Requirement :: Pull every line containing the word "QUOI" from the records.
=== Section Start ===
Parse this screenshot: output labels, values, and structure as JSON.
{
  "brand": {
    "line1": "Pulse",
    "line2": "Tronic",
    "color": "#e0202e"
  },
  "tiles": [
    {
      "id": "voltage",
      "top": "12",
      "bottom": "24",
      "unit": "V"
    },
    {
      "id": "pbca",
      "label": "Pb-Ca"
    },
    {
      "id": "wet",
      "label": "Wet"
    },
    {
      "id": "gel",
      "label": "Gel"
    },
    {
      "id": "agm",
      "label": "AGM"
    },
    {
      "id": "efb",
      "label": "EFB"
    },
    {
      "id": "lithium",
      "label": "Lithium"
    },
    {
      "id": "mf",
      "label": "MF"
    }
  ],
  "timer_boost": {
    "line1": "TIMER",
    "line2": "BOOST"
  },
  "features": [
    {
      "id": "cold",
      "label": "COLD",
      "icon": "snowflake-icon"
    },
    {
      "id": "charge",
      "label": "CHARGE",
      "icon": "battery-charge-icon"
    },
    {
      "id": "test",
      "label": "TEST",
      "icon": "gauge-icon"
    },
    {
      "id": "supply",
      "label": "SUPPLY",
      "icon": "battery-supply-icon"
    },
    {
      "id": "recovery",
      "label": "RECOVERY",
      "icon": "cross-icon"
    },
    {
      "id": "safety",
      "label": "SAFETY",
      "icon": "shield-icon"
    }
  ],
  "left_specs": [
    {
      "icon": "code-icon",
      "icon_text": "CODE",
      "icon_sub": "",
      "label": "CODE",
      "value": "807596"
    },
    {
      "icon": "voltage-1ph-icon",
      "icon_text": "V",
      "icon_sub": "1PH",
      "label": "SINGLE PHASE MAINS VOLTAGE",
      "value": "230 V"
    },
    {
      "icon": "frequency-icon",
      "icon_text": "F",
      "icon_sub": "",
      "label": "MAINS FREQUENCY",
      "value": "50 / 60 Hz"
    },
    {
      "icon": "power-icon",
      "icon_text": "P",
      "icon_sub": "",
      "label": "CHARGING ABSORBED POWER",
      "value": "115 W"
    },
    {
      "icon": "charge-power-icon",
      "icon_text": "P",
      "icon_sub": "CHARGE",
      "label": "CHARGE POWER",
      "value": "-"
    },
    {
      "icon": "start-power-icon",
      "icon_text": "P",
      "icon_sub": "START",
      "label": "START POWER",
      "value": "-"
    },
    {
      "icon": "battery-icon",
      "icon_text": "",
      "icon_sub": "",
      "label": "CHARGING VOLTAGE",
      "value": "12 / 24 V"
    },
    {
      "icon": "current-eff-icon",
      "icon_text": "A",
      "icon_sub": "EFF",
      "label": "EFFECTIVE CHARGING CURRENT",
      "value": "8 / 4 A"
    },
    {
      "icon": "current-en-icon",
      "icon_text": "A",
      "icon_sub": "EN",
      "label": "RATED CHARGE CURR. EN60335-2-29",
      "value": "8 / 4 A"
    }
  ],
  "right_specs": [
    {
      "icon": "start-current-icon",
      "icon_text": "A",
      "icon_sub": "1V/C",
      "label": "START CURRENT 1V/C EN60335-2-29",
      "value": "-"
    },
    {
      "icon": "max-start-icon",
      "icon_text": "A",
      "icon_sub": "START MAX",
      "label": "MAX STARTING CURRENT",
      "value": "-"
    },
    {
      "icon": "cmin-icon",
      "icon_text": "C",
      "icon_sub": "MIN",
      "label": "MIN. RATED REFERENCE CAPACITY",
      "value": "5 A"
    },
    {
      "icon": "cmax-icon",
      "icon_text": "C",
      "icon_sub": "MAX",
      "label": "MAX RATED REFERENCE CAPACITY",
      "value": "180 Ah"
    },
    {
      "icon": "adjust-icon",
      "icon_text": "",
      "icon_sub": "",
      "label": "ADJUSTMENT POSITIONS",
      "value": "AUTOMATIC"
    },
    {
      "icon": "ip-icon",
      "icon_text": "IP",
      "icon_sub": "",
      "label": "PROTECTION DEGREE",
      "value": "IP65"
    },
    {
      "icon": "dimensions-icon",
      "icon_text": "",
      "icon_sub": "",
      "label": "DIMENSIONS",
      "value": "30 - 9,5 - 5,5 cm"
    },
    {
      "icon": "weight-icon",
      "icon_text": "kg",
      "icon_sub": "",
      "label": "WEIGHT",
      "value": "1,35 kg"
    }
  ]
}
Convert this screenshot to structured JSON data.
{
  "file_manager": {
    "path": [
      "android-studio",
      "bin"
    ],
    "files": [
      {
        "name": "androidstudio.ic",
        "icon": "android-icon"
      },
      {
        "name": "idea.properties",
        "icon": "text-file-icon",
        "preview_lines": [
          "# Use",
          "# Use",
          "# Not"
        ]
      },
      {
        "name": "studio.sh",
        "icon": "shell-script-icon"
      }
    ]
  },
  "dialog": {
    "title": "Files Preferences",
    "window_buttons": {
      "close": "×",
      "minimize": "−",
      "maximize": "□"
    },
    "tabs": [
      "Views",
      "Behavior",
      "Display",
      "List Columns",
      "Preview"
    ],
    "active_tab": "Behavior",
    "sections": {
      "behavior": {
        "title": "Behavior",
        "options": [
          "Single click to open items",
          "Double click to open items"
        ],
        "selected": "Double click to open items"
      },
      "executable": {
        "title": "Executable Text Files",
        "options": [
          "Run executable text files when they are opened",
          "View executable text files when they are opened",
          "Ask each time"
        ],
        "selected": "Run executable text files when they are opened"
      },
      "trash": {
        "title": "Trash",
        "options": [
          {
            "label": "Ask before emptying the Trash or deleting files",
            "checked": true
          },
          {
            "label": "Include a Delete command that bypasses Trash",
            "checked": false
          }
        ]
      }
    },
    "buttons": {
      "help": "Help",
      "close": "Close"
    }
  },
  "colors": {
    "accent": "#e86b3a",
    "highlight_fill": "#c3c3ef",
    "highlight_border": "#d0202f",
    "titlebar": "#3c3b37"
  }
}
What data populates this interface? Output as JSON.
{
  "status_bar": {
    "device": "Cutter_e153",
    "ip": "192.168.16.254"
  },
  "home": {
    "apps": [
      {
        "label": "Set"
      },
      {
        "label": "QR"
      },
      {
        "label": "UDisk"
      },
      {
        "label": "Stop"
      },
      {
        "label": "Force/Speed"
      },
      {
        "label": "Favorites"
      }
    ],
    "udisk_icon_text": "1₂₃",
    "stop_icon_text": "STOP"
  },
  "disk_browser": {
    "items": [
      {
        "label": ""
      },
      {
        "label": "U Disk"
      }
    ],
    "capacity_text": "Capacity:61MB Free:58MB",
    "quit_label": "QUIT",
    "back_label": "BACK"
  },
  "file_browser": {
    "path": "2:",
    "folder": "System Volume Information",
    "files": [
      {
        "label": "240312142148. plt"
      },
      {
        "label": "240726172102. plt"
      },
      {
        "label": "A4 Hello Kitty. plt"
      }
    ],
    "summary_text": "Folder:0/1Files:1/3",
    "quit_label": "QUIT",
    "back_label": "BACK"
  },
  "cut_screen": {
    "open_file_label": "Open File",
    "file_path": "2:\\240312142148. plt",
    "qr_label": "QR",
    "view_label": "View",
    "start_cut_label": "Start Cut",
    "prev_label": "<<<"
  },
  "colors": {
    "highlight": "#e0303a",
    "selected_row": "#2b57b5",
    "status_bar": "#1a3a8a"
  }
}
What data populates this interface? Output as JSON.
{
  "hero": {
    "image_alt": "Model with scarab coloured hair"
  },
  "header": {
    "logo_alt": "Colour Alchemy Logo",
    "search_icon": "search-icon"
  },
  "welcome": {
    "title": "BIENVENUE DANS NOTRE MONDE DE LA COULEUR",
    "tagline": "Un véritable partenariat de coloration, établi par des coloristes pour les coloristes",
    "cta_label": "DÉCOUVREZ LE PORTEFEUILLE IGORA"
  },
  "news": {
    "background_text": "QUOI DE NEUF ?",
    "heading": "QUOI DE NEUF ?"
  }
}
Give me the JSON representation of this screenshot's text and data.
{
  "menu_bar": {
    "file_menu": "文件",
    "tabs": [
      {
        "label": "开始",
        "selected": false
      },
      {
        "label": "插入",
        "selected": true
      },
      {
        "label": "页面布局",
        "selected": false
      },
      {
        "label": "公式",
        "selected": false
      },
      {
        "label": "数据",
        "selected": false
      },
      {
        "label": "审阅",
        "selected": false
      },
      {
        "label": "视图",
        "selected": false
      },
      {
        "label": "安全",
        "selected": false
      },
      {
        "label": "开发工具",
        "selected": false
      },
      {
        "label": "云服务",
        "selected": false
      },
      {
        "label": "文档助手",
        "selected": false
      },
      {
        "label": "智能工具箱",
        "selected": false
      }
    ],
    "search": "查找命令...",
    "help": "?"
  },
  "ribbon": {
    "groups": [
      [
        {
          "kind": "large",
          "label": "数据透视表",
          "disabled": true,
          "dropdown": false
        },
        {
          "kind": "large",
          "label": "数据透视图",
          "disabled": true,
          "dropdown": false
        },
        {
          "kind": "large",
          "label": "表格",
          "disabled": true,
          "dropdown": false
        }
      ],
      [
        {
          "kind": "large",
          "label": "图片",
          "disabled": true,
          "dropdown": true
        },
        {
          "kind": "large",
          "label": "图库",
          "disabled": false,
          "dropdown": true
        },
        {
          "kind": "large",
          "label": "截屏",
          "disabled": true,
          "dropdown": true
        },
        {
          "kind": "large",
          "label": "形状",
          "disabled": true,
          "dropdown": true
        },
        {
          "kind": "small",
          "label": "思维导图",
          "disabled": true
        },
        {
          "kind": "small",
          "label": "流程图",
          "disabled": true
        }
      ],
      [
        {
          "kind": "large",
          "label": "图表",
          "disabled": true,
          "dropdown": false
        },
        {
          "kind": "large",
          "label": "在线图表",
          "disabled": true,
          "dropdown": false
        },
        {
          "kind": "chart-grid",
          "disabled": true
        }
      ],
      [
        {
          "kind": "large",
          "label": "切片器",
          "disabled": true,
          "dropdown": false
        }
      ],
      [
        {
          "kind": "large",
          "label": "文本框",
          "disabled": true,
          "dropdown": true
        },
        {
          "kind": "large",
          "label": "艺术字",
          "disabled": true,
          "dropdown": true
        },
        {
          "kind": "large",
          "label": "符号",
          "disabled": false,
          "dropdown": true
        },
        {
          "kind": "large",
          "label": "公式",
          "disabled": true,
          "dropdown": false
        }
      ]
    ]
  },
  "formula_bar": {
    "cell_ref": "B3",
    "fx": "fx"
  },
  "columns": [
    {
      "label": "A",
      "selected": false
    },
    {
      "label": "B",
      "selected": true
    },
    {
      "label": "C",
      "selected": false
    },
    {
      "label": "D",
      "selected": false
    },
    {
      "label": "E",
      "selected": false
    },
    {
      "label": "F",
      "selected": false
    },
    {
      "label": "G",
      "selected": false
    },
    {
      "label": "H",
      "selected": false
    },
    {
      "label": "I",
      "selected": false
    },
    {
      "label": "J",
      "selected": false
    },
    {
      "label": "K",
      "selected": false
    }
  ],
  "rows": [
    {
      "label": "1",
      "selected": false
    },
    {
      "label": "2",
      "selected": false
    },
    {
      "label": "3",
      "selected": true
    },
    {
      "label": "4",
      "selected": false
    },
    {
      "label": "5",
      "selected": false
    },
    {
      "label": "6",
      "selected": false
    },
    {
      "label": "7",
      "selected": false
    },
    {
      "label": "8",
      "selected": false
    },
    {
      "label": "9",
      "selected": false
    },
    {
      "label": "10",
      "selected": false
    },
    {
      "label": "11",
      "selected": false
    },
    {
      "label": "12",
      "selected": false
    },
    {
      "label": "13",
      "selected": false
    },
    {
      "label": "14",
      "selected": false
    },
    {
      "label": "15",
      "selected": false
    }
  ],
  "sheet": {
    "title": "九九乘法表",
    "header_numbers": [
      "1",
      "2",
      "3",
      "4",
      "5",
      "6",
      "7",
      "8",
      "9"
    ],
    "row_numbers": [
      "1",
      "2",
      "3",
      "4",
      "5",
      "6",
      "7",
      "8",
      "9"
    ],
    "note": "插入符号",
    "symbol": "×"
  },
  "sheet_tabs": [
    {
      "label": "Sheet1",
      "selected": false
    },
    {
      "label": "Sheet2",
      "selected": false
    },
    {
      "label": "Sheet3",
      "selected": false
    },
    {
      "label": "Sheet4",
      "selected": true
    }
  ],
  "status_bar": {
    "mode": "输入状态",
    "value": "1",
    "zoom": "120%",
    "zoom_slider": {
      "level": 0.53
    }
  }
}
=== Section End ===
Exercise answer ::
    "background_text": "QUOI DE NEUF ?",
    "heading": "QUOI DE NEUF ?"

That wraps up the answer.